# Q9b discussion

### The integration part

We have $\displaystyle \int \frac{1}{(1-x^2)(1+x^2)} \; \mathrm{d}x = t + C$. Since the denominator is so complicated, partial fractions is the way to go.
$$\frac{1}{(1-x)(1+x)(1+x^2)} = \frac{A}{1-x} + \frac{B}{1+x} + \frac{Cx+D}{1+x^2}.$$
Give it a go!

### The show part

Rate of increase at a constant rate $A=1$: So we have rate of increase = 1.

Rate of increase at a decrease is proportional to fourth power of $x$ with $k=1$: So we have rate of decrease $= x^4$.
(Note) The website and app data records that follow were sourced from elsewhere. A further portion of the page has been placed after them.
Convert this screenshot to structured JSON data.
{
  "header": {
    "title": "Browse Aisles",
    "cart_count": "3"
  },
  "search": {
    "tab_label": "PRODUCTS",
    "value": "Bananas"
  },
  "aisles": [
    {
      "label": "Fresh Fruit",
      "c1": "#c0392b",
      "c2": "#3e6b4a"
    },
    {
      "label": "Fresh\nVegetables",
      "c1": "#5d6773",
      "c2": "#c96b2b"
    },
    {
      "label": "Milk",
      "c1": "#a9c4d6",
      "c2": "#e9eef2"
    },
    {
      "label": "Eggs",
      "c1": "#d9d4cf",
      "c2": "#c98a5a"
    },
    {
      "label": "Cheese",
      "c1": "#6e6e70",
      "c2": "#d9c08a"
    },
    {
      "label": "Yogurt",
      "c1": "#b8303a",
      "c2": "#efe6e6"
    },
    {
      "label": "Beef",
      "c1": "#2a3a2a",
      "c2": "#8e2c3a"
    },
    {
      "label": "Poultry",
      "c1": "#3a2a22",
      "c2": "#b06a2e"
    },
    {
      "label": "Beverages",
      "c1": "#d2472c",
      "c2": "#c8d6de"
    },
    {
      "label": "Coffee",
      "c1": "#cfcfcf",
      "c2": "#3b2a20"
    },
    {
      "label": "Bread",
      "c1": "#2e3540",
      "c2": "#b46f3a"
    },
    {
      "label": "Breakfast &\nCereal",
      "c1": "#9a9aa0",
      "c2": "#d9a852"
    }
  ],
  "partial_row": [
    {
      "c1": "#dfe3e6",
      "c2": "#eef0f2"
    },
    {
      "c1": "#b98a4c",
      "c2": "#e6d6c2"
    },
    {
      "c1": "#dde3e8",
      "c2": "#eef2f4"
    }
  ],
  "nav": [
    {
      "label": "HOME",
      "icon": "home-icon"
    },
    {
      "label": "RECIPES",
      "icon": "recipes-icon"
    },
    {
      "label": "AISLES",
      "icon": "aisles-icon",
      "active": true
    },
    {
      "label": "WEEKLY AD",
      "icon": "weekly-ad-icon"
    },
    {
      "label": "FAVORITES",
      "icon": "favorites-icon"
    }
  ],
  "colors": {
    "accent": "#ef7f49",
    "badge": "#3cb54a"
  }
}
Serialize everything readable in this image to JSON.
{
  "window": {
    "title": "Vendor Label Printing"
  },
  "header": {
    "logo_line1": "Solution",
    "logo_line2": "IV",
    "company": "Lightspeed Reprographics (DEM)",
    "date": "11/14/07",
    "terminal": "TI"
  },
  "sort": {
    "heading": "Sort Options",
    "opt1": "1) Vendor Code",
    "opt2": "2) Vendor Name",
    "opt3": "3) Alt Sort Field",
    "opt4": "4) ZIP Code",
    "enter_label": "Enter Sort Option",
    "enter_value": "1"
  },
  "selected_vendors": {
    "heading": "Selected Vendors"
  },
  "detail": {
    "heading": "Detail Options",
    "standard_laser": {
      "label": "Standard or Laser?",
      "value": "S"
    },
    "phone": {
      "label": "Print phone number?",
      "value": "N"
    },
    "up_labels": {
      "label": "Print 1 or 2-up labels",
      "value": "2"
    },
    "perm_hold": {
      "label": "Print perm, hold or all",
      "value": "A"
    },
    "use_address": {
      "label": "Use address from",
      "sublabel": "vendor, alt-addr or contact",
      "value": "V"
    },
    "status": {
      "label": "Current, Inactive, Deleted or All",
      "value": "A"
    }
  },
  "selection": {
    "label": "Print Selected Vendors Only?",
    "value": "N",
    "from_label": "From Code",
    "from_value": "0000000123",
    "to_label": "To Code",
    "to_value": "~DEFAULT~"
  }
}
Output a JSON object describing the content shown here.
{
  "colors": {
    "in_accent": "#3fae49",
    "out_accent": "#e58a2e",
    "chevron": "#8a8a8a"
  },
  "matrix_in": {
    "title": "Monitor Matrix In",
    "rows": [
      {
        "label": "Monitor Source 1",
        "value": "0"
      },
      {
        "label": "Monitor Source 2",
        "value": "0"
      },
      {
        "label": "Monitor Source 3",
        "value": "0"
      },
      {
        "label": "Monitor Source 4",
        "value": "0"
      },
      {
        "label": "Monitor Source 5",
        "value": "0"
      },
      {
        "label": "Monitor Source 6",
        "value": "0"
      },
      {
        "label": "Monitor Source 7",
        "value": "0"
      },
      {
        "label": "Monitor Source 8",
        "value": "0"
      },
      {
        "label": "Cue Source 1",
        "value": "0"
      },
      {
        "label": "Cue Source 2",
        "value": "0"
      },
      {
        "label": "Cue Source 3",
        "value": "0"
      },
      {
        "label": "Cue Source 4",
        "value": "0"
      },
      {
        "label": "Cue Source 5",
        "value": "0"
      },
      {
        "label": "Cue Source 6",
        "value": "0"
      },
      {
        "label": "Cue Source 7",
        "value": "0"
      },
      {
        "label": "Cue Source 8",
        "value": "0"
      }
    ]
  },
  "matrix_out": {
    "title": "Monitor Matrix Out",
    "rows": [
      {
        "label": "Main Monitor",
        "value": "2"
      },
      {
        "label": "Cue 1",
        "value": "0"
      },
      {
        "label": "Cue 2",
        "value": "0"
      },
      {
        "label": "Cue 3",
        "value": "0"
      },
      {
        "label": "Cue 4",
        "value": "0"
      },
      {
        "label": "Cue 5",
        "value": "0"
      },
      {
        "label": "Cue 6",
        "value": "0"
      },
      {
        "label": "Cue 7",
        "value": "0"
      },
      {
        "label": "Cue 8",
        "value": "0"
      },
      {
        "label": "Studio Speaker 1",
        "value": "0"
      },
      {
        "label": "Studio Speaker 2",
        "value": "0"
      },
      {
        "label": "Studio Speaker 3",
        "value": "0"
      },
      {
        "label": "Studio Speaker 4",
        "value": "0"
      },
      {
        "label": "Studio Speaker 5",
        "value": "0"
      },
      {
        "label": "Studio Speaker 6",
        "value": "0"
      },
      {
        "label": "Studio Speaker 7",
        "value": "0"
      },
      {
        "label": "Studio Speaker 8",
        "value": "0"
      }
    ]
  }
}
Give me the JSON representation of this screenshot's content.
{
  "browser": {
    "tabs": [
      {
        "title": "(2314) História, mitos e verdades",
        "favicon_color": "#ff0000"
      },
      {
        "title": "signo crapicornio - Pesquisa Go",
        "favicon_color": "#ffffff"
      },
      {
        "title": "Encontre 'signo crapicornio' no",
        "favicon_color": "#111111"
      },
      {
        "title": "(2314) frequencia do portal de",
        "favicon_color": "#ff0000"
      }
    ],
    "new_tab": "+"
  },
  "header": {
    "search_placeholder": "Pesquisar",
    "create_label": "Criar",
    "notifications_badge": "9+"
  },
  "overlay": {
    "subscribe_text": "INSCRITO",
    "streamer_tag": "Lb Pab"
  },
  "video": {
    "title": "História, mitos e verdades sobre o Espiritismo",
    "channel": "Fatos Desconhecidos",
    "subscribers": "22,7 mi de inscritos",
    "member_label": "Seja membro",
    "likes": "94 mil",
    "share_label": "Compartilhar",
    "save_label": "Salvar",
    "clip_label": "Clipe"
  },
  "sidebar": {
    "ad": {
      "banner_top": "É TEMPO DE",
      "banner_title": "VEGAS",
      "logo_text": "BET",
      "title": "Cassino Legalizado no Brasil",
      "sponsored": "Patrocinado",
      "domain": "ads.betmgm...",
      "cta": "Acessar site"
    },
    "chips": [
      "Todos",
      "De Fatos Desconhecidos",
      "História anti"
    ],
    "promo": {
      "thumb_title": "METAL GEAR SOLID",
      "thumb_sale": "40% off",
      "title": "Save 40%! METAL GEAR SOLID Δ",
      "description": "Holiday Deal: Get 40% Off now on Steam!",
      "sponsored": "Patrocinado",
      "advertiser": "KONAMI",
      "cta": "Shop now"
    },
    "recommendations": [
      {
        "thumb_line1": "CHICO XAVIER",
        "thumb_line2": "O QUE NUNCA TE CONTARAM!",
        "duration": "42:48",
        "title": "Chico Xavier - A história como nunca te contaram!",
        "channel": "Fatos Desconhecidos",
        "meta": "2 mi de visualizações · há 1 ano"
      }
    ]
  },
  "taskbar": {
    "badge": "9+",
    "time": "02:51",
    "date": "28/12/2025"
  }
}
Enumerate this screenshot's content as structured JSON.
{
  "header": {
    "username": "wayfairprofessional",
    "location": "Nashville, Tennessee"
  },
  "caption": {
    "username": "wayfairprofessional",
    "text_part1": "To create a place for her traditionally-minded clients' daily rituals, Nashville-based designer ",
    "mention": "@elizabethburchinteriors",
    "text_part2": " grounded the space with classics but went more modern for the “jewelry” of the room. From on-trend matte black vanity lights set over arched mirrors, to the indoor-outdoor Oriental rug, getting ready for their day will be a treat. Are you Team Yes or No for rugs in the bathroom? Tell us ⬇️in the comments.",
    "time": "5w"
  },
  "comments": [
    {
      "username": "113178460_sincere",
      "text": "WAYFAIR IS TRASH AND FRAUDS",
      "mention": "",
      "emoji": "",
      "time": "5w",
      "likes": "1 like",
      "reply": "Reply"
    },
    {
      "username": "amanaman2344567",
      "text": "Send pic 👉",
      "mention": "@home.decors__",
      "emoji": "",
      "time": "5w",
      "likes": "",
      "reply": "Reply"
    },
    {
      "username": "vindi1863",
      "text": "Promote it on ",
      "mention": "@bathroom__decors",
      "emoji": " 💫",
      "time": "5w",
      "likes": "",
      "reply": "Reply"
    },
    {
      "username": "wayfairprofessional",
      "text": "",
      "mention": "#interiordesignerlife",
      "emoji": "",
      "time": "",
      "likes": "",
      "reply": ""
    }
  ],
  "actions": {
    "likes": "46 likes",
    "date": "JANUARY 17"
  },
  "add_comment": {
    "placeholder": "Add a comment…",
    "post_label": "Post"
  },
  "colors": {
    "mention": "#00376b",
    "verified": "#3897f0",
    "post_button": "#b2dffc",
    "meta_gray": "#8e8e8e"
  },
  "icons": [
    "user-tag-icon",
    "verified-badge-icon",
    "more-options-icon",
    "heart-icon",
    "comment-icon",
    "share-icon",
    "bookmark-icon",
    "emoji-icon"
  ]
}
Combining, we have $\displaystyle \frac{\mathrm{d}x}{\mathrm{d}t} = 1-x^4$. Factorizing it gives us the required result.